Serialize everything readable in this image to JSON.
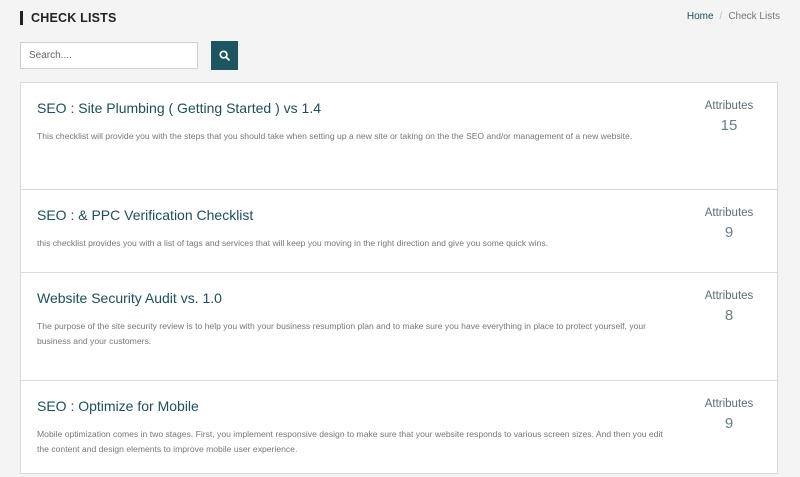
{
  "header": {
    "title": "CHECK LISTS",
    "breadcrumb": {
      "home": "Home",
      "separator": "/",
      "current": "Check Lists"
    }
  },
  "search": {
    "placeholder": "Search....",
    "value": ""
  },
  "colors": {
    "accent": "#1d5561",
    "title": "#1d4f5c"
  },
  "checklists": [
    {
      "title": "SEO : Site Plumbing ( Getting Started ) vs 1.4",
      "description": "This checklist will provide you with the steps that you should take when setting up a new site or taking on the the SEO and/or management of a new website.",
      "attributes_label": "Attributes",
      "attributes_count": "15"
    },
    {
      "title": "SEO : & PPC Verification Checklist",
      "description": "this checklist provides you with a list of tags and services that will keep you moving in the right direction and give you some quick wins.",
      "attributes_label": "Attributes",
      "attributes_count": "9"
    },
    {
      "title": "Website Security Audit vs. 1.0",
      "description": "The purpose of the site security review is to help you with your business resumption plan and to make sure you have everything in place to protect yourself, your business and your customers.",
      "attributes_label": "Attributes",
      "attributes_count": "8"
    },
    {
      "title": "SEO : Optimize for Mobile",
      "description": "Mobile optimization comes in two stages. First, you implement responsive design to make sure that your website responds to various screen sizes. And then you edit the content and design elements to improve mobile user experience.",
      "attributes_label": "Attributes",
      "attributes_count": "9"
    }
  ]
}
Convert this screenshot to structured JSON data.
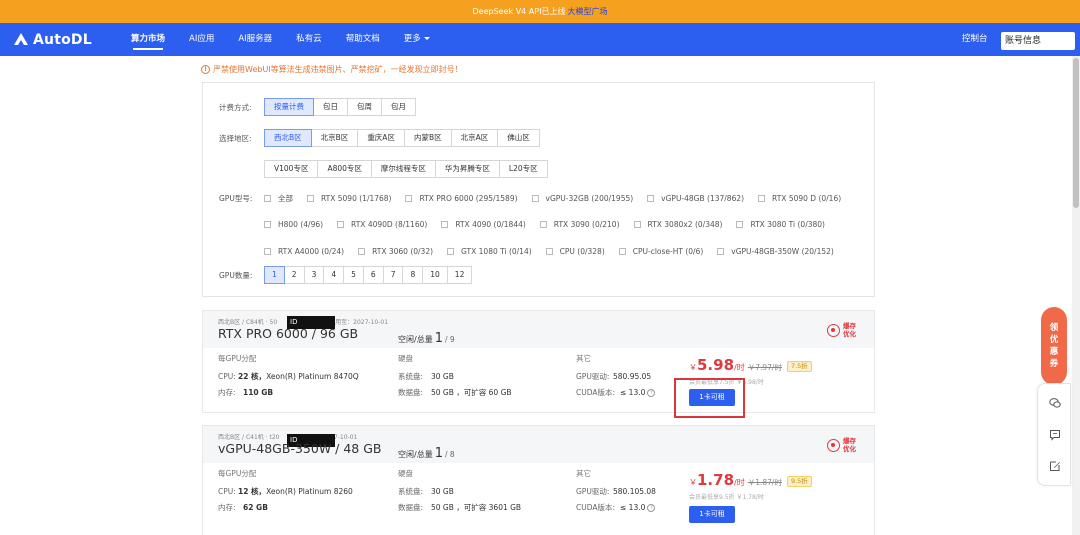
{
  "banner": {
    "text": "DeepSeek V4 API已上线",
    "link": "大模型广场"
  },
  "nav": {
    "logo": "AutoDL",
    "links": [
      {
        "label": "算力市场",
        "active": true
      },
      {
        "label": "AI应用"
      },
      {
        "label": "AI服务器"
      },
      {
        "label": "私有云"
      },
      {
        "label": "帮助文档"
      },
      {
        "label": "更多"
      }
    ],
    "console": "控制台",
    "account": "账号信息"
  },
  "warning": "严禁使用WebUI等算法生成违禁图片、严禁挖矿，一经发现立即封号！",
  "filters": {
    "billing": {
      "label": "计费方式:",
      "options": [
        "按量计费",
        "包日",
        "包周",
        "包月"
      ],
      "selected": 0
    },
    "region": {
      "label": "选择地区:",
      "options": [
        "西北B区",
        "北京B区",
        "重庆A区",
        "内蒙B区",
        "北京A区",
        "佛山区"
      ],
      "options2": [
        "V100专区",
        "A800专区",
        "摩尔线程专区",
        "华为昇腾专区",
        "L20专区"
      ],
      "selected": 0
    },
    "gpu_type": {
      "label": "GPU型号:",
      "rows": [
        [
          "全部",
          "RTX 5090 (1/1768)",
          "RTX PRO 6000 (295/1589)",
          "vGPU-32GB (200/1955)",
          "vGPU-48GB (137/862)",
          "RTX 5090 D (0/16)"
        ],
        [
          "H800 (4/96)",
          "RTX 4090D (8/1160)",
          "RTX 4090 (0/1844)",
          "RTX 3090 (0/210)",
          "RTX 3080x2 (0/348)",
          "RTX 3080 Ti (0/380)"
        ],
        [
          "RTX A4000 (0/24)",
          "RTX 3060 (0/32)",
          "GTX 1080 Ti (0/14)",
          "CPU (0/328)",
          "CPU-close-HT (0/6)",
          "vGPU-48GB-350W (20/152)"
        ]
      ]
    },
    "gpu_count": {
      "label": "GPU数量:",
      "options": [
        "1",
        "2",
        "3",
        "4",
        "5",
        "6",
        "7",
        "8",
        "10",
        "12"
      ],
      "selected": 0
    }
  },
  "cards": [
    {
      "meta_left": "西北B区 / C84机 · 50",
      "meta_right": "用至：2027-10-01",
      "redact": "ID",
      "gpu": "RTX PRO 6000 / 96 GB",
      "avail_label": "空闲/总量",
      "avail_free": "1",
      "avail_total": "/ 9",
      "promo": "爆存优化",
      "col1": {
        "hdr": "每GPU分配",
        "cpu_k": "CPU:",
        "cpu_num": "22 核，",
        "cpu_model": "Xeon(R) Platinum 8470Q",
        "mem_k": "内存:",
        "mem_v": "110 GB"
      },
      "col2": {
        "hdr": "硬盘",
        "sys_k": "系统盘:",
        "sys_v": "30 GB",
        "data_k": "数据盘:",
        "data_v": "50 GB ，可扩容 60 GB"
      },
      "col3": {
        "hdr": "其它",
        "drv_k": "GPU驱动:",
        "drv_v": "580.95.05",
        "cuda_k": "CUDA版本:",
        "cuda_v": "≤ 13.0"
      },
      "price": {
        "cur": "￥",
        "num": "5.98",
        "unit": "/时",
        "orig": "￥7.97/时",
        "disc": "7.5折",
        "min": "会员最低享7.5折 ￥5.98/时"
      },
      "rent": "1卡可租"
    },
    {
      "meta_left": "西北B区 / C41机 · t20",
      "meta_right": "用至：2027-10-01",
      "redact": "ID",
      "gpu": "vGPU-48GB-350W / 48 GB",
      "avail_label": "空闲/总量",
      "avail_free": "1",
      "avail_total": "/ 8",
      "promo": "爆存优化",
      "col1": {
        "hdr": "每GPU分配",
        "cpu_k": "CPU:",
        "cpu_num": "12 核，",
        "cpu_model": "Xeon(R) Platinum 8260",
        "mem_k": "内存:",
        "mem_v": "62 GB"
      },
      "col2": {
        "hdr": "硬盘",
        "sys_k": "系统盘:",
        "sys_v": "30 GB",
        "data_k": "数据盘:",
        "data_v": "50 GB ，可扩容 3601 GB"
      },
      "col3": {
        "hdr": "其它",
        "drv_k": "GPU驱动:",
        "drv_v": "580.105.08",
        "cuda_k": "CUDA版本:",
        "cuda_v": "≤ 13.0"
      },
      "price": {
        "cur": "￥",
        "num": "1.78",
        "unit": "/时",
        "orig": "￥1.87/时",
        "disc": "9.5折",
        "min": "会员最低享9.5折 ￥1.78/时"
      },
      "rent": "1卡可租"
    }
  ],
  "float": {
    "label": [
      "领",
      "优",
      "惠",
      "券"
    ]
  }
}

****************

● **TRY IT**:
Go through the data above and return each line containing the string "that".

● **RESPONSE TO THIS EXERCISE**:
      "description": "This checklist will provide you with the steps that you should take when setting up a new site or taking on the the SEO and/or management of a new website.",
      "description": "this checklist provides you with a list of tags and services that will keep you moving in the right direction and give you some quick wins.",
      "description": "Mobile optimization comes in two stages. First, you implement responsive design to make sure that your website responds to various screen sizes. And then you edit the content and design elements to improve mobile user experience.",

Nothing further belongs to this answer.